For the past couple of years UK businesses have been receiving prompts and reminders about the need to prepare for the phase out of LIBOR and the transition to risk-free rates. As we get closer to the anticipated phase-out date of the end of 2021 the need to act is becoming more urgent and many businesses are now engaged in conversations with their banks to discuss the options available to them. Banks and other lenders are developing strategies to manage the repapering of their loan books where necessary. Aided by technology such as Luminance, a leading artificial intelligence platform used by Bird & Bird, the task of identifying LIBOR exposure in legacy contracts can be completed far more quickly and efficiently than would have been the case historically.
At one level the scale of the task is daunting. LIBOR is often referred to as “the world’s most important number” for the simple reason that assets with a value equivalent to hundreds of trillions of pounds are benchmarked against it and the process for its phase out is well underway.

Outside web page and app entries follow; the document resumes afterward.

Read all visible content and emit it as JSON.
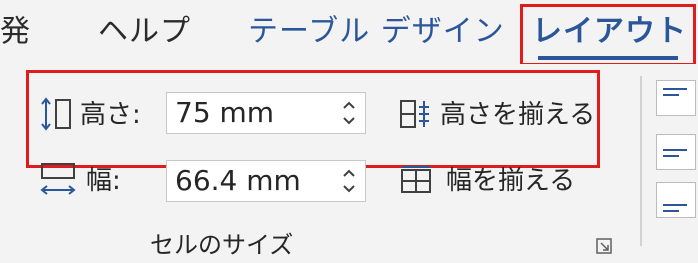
{
  "tabs": [
    {
      "label": "発"
    },
    {
      "label": "ヘルプ"
    },
    {
      "label": "テーブル デザイン"
    },
    {
      "label": "レイアウト",
      "active": true
    }
  ],
  "cell_size": {
    "height_label": "高さ:",
    "height_value": "75 mm",
    "width_label": "幅:",
    "width_value": "66.4 mm",
    "distribute_rows_label": "高さを揃える",
    "distribute_columns_label": "幅を揃える",
    "group_label": "セルのサイズ"
  },
  "colors": {
    "accent": "#2b579a",
    "highlight": "#e01b1b",
    "icon_blue": "#2b579a"
  },
  "icons": {
    "height": "row-height-icon",
    "width": "column-width-icon",
    "distribute_rows": "distribute-rows-icon",
    "distribute_columns": "distribute-columns-icon",
    "launcher": "dialog-launcher-icon",
    "align": "align-left-icon"
  }
}
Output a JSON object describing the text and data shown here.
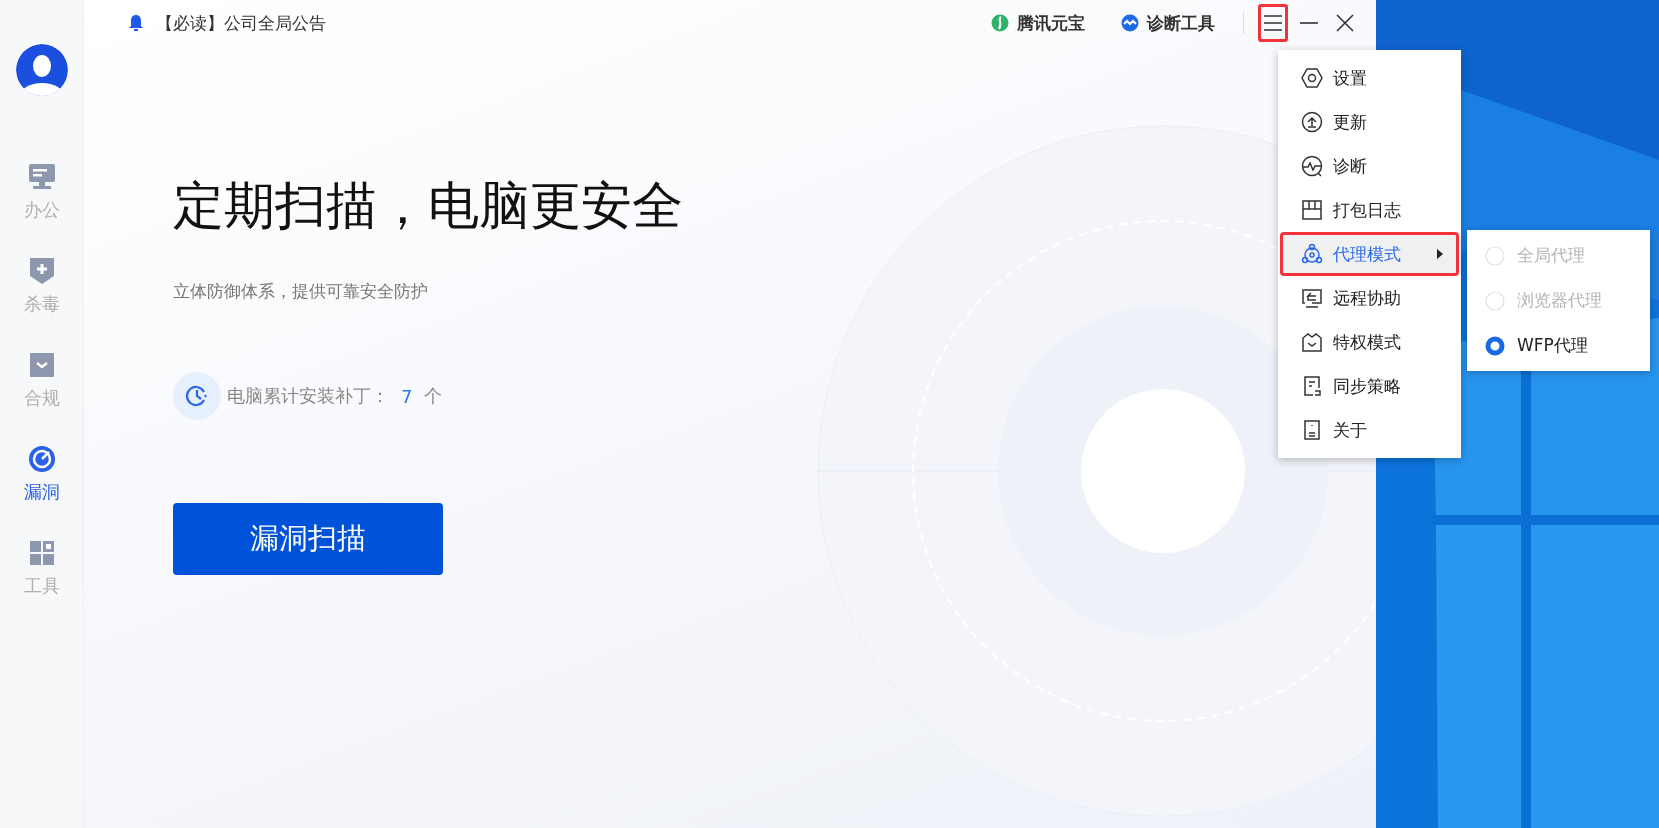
{
  "sidebar": {
    "items": [
      {
        "label": "办公",
        "kind": "monitor",
        "selected": false
      },
      {
        "label": "杀毒",
        "kind": "shield",
        "selected": false
      },
      {
        "label": "合规",
        "kind": "check",
        "selected": false
      },
      {
        "label": "漏洞",
        "kind": "radar",
        "selected": true
      },
      {
        "label": "工具",
        "kind": "grid",
        "selected": false
      }
    ]
  },
  "notice": "【必读】公司全局公告",
  "top_links": [
    {
      "label": "腾讯元宝",
      "kind": "yuanbao"
    },
    {
      "label": "诊断工具",
      "kind": "diagnose"
    }
  ],
  "menu_button": {
    "highlighted": true
  },
  "hero": {
    "title": "定期扫描，电脑更安全",
    "subtitle": "立体防御体系，提供可靠安全防护",
    "patch_label": "电脑累计安装补丁：",
    "patch_count": "7",
    "patch_unit": "个",
    "scan_button": "漏洞扫描"
  },
  "menu": {
    "items": [
      {
        "label": "设置",
        "kind": "settings",
        "selected": false,
        "highlighted": false,
        "submenu": false
      },
      {
        "label": "更新",
        "kind": "update",
        "selected": false,
        "highlighted": false,
        "submenu": false
      },
      {
        "label": "诊断",
        "kind": "diagnose",
        "selected": false,
        "highlighted": false,
        "submenu": false
      },
      {
        "label": "打包日志",
        "kind": "log",
        "selected": false,
        "highlighted": false,
        "submenu": false
      },
      {
        "label": "代理模式",
        "kind": "proxy",
        "selected": true,
        "highlighted": true,
        "submenu": true
      },
      {
        "label": "远程协助",
        "kind": "remote",
        "selected": false,
        "highlighted": false,
        "submenu": false
      },
      {
        "label": "特权模式",
        "kind": "privilege",
        "selected": false,
        "highlighted": false,
        "submenu": false
      },
      {
        "label": "同步策略",
        "kind": "sync",
        "selected": false,
        "highlighted": false,
        "submenu": false
      },
      {
        "label": "关于",
        "kind": "about",
        "selected": false,
        "highlighted": false,
        "submenu": false
      }
    ]
  },
  "submenu": {
    "items": [
      {
        "label": "全局代理",
        "selected": false,
        "disabled": true
      },
      {
        "label": "浏览器代理",
        "selected": false,
        "disabled": true
      },
      {
        "label": "WFP代理",
        "selected": true,
        "disabled": false
      }
    ]
  }
}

However, in many cases the steps required to be taken to understand the issues arising for individual businesses and lenders are relatively straightforward and we are helping to guide our clients through the options currently available to them across markets.
We have recorded a presentation setting out the background to LIBOR phase out, the timeline and advice on practical steps as well as the issues for parties to contracts referencing LIBOR with a post 2021 maturity date. Viewers should be aware that this is a fast moving area and since this presentation was prepared an announcement from the ICE Benchmark Administration (IBA) regarding consultation on the proposed date by which it will cease publication of USD LIBOR suggests that final publications of a selection of certain USD LIBOR rates may continue to the end of June 2023. NB: The same does not apply to GBP LIBOR, EUR LIBOR, CHF LIBOR or JPY LIBOR (all tenors) in respect of which the IBA is consulting on ceasing publication at the end of 2021, per their announcement to this effect of 18 November 2020.
We have also recorded a presentation looking in more detail at one of the choices to be made when drafting agreements using risk-free reference rates compounded in arrears, that is whether to use “lookback with observation shift” or “lookback without observation shift” and the possible consequences of either option.
There is lots of information available on the internet in relation to the LIBOR transition and we have set out some useful links below.
Bank of England – Transition to sterling risk-free rates from LIBOR
FCA – Transition from LIBOR
ICE Benchmark Administration